● ASSIGNMENT: With no addition or omission, return the entries below.

____

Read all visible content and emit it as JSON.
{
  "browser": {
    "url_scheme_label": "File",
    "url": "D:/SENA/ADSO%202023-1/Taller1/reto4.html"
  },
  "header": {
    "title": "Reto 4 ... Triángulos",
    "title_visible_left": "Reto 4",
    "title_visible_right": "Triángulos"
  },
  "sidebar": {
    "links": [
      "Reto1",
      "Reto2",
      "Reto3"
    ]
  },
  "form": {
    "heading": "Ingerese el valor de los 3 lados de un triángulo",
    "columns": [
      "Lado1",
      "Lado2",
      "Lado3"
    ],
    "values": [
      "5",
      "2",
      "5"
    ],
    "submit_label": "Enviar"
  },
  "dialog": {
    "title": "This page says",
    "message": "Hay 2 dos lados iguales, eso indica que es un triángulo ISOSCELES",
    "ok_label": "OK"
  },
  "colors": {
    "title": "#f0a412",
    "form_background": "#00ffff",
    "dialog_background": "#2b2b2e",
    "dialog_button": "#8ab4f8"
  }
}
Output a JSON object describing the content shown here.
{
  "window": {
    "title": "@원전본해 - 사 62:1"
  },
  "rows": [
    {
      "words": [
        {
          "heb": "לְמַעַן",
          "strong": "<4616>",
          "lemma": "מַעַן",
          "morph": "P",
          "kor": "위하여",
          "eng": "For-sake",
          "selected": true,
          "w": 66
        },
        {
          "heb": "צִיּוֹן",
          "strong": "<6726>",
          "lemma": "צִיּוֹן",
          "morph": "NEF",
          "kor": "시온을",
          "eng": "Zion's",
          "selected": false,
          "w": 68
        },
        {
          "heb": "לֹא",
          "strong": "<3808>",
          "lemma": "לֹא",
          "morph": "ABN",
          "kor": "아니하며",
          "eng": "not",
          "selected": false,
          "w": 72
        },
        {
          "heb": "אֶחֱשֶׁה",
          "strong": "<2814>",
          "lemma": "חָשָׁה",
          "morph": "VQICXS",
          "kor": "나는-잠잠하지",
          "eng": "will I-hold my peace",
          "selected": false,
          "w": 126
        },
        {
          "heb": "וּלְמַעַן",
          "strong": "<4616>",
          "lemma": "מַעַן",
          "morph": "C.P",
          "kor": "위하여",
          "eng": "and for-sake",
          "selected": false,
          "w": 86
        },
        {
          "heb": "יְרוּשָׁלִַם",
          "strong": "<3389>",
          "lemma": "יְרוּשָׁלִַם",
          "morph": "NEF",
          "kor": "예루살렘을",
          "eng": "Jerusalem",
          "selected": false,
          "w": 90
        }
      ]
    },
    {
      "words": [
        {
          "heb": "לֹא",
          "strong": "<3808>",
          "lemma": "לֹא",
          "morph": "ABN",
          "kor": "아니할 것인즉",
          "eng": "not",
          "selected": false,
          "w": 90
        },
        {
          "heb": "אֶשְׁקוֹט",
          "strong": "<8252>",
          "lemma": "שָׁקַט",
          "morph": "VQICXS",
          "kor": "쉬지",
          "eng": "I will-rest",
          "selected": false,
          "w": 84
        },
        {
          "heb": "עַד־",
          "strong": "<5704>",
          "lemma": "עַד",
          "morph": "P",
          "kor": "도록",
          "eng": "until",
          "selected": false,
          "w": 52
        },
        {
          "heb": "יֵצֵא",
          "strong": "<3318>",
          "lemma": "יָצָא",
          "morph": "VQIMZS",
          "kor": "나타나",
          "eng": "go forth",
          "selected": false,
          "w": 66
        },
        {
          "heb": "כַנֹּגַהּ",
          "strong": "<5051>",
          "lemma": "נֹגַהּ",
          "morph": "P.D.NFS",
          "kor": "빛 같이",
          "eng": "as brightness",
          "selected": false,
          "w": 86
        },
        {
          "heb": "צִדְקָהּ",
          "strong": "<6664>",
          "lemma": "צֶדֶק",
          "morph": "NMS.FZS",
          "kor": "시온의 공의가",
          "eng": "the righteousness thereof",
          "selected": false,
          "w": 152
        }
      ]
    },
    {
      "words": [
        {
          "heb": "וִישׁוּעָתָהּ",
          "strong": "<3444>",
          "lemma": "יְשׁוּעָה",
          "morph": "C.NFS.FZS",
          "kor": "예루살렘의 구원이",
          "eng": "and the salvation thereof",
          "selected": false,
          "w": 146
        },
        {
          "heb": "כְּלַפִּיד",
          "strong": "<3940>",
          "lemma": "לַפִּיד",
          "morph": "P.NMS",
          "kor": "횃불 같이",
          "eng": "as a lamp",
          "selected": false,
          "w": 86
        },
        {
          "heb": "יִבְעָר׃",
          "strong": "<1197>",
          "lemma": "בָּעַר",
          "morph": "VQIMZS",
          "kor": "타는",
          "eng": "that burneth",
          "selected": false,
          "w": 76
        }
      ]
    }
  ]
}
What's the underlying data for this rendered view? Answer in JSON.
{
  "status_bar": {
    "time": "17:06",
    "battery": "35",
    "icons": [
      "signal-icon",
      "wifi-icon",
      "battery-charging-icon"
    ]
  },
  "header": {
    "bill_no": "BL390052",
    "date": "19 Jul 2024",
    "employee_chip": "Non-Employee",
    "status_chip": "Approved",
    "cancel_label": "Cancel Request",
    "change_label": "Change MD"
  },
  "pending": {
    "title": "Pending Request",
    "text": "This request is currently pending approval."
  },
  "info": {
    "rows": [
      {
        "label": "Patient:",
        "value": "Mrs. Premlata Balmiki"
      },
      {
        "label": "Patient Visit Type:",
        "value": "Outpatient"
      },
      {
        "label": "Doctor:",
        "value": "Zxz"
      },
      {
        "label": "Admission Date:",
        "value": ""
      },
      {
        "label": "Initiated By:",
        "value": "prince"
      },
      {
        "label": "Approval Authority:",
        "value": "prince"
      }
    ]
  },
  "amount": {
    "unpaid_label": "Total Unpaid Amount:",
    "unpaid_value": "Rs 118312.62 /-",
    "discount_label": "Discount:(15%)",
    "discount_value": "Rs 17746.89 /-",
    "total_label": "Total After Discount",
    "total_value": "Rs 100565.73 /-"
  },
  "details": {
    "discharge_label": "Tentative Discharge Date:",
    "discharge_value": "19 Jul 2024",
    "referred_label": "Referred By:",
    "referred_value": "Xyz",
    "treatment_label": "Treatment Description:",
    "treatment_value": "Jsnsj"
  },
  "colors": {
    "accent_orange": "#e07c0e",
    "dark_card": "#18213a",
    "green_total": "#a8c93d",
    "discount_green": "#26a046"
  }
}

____

● SOLVED EXERCISE:
Read all visible content and emit it as JSON.
{
  "browser": {
    "url_scheme_label": "File",
    "url": "D:/SENA/ADSO%202023-1/Taller1/reto4.html"
  },
  "header": {
    "title": "Reto 4 ... Triángulos",
    "title_visible_left": "Reto 4",
    "title_visible_right": "Triángulos"
  },
  "sidebar": {
    "links": [
      "Reto1",
      "Reto2",
      "Reto3"
    ]
  },
  "form": {
    "heading": "Ingerese el valor de los 3 lados de un triángulo",
    "columns": [
      "Lado1",
      "Lado2",
      "Lado3"
    ],
    "values": [
      "5",
      "2",
      "5"
    ],
    "submit_label": "Enviar"
  },
  "dialog": {
    "title": "This page says",
    "message": "Hay 2 dos lados iguales, eso indica que es un triángulo ISOSCELES",
    "ok_label": "OK"
  },
  "colors": {
    "title": "#f0a412",
    "form_background": "#00ffff",
    "dialog_background": "#2b2b2e",
    "dialog_button": "#8ab4f8"
  }
}
Output a JSON object describing the content shown here.
{
  "window": {
    "title": "@원전본해 - 사 62:1"
  },
  "rows": [
    {
      "words": [
        {
          "heb": "לְמַעַן",
          "strong": "<4616>",
          "lemma": "מַעַן",
          "morph": "P",
          "kor": "위하여",
          "eng": "For-sake",
          "selected": true,
          "w": 66
        },
        {
          "heb": "צִיּוֹן",
          "strong": "<6726>",
          "lemma": "צִיּוֹן",
          "morph": "NEF",
          "kor": "시온을",
          "eng": "Zion's",
          "selected": false,
          "w": 68
        },
        {
          "heb": "לֹא",
          "strong": "<3808>",
          "lemma": "לֹא",
          "morph": "ABN",
          "kor": "아니하며",
          "eng": "not",
          "selected": false,
          "w": 72
        },
        {
          "heb": "אֶחֱשֶׁה",
          "strong": "<2814>",
          "lemma": "חָשָׁה",
          "morph": "VQICXS",
          "kor": "나는-잠잠하지",
          "eng": "will I-hold my peace",
          "selected": false,
          "w": 126
        },
        {
          "heb": "וּלְמַעַן",
          "strong": "<4616>",
          "lemma": "מַעַן",
          "morph": "C.P",
          "kor": "위하여",
          "eng": "and for-sake",
          "selected": false,
          "w": 86
        },
        {
          "heb": "יְרוּשָׁלִַם",
          "strong": "<3389>",
          "lemma": "יְרוּשָׁלִַם",
          "morph": "NEF",
          "kor": "예루살렘을",
          "eng": "Jerusalem",
          "selected": false,
          "w": 90
        }
      ]
    },
    {
      "words": [
        {
          "heb": "לֹא",
          "strong": "<3808>",
          "lemma": "לֹא",
          "morph": "ABN",
          "kor": "아니할 것인즉",
          "eng": "not",
          "selected": false,
          "w": 90
        },
        {
          "heb": "אֶשְׁקוֹט",
          "strong": "<8252>",
          "lemma": "שָׁקַט",
          "morph": "VQICXS",
          "kor": "쉬지",
          "eng": "I will-rest",
          "selected": false,
          "w": 84
        },
        {
          "heb": "עַד־",
          "strong": "<5704>",
          "lemma": "עַד",
          "morph": "P",
          "kor": "도록",
          "eng": "until",
          "selected": false,
          "w": 52
        },
        {
          "heb": "יֵצֵא",
          "strong": "<3318>",
          "lemma": "יָצָא",
          "morph": "VQIMZS",
          "kor": "나타나",
          "eng": "go forth",
          "selected": false,
          "w": 66
        },
        {
          "heb": "כַנֹּגַהּ",
          "strong": "<5051>",
          "lemma": "נֹגַהּ",
          "morph": "P.D.NFS",
          "kor": "빛 같이",
          "eng": "as brightness",
          "selected": false,
          "w": 86
        },
        {
          "heb": "צִדְקָהּ",
          "strong": "<6664>",
          "lemma": "צֶדֶק",
          "morph": "NMS.FZS",
          "kor": "시온의 공의가",
          "eng": "the righteousness thereof",
          "selected": false,
          "w": 152
        }
      ]
    },
    {
      "words": [
        {
          "heb": "וִישׁוּעָתָהּ",
          "strong": "<3444>",
          "lemma": "יְשׁוּעָה",
          "morph": "C.NFS.FZS",
          "kor": "예루살렘의 구원이",
          "eng": "and the salvation thereof",
          "selected": false,
          "w": 146
        },
        {
          "heb": "כְּלַפִּיד",
          "strong": "<3940>",
          "lemma": "לַפִּיד",
          "morph": "P.NMS",
          "kor": "횃불 같이",
          "eng": "as a lamp",
          "selected": false,
          "w": 86
        },
        {
          "heb": "יִבְעָר׃",
          "strong": "<1197>",
          "lemma": "בָּעַר",
          "morph": "VQIMZS",
          "kor": "타는",
          "eng": "that burneth",
          "selected": false,
          "w": 76
        }
      ]
    }
  ]
}
What's the underlying data for this rendered view? Answer in JSON.
{
  "status_bar": {
    "time": "17:06",
    "battery": "35",
    "icons": [
      "signal-icon",
      "wifi-icon",
      "battery-charging-icon"
    ]
  },
  "header": {
    "bill_no": "BL390052",
    "date": "19 Jul 2024",
    "employee_chip": "Non-Employee",
    "status_chip": "Approved",
    "cancel_label": "Cancel Request",
    "change_label": "Change MD"
  },
  "pending": {
    "title": "Pending Request",
    "text": "This request is currently pending approval."
  },
  "info": {
    "rows": [
      {
        "label": "Patient:",
        "value": "Mrs. Premlata Balmiki"
      },
      {
        "label": "Patient Visit Type:",
        "value": "Outpatient"
      },
      {
        "label": "Doctor:",
        "value": "Zxz"
      },
      {
        "label": "Admission Date:",
        "value": ""
      },
      {
        "label": "Initiated By:",
        "value": "prince"
      },
      {
        "label": "Approval Authority:",
        "value": "prince"
      }
    ]
  },
  "amount": {
    "unpaid_label": "Total Unpaid Amount:",
    "unpaid_value": "Rs 118312.62 /-",
    "discount_label": "Discount:(15%)",
    "discount_value": "Rs 17746.89 /-",
    "total_label": "Total After Discount",
    "total_value": "Rs 100565.73 /-"
  },
  "details": {
    "discharge_label": "Tentative Discharge Date:",
    "discharge_value": "19 Jul 2024",
    "referred_label": "Referred By:",
    "referred_value": "Xyz",
    "treatment_label": "Treatment Description:",
    "treatment_value": "Jsnsj"
  },
  "colors": {
    "accent_orange": "#e07c0e",
    "dark_card": "#18213a",
    "green_total": "#a8c93d",
    "discount_green": "#26a046"
  }
}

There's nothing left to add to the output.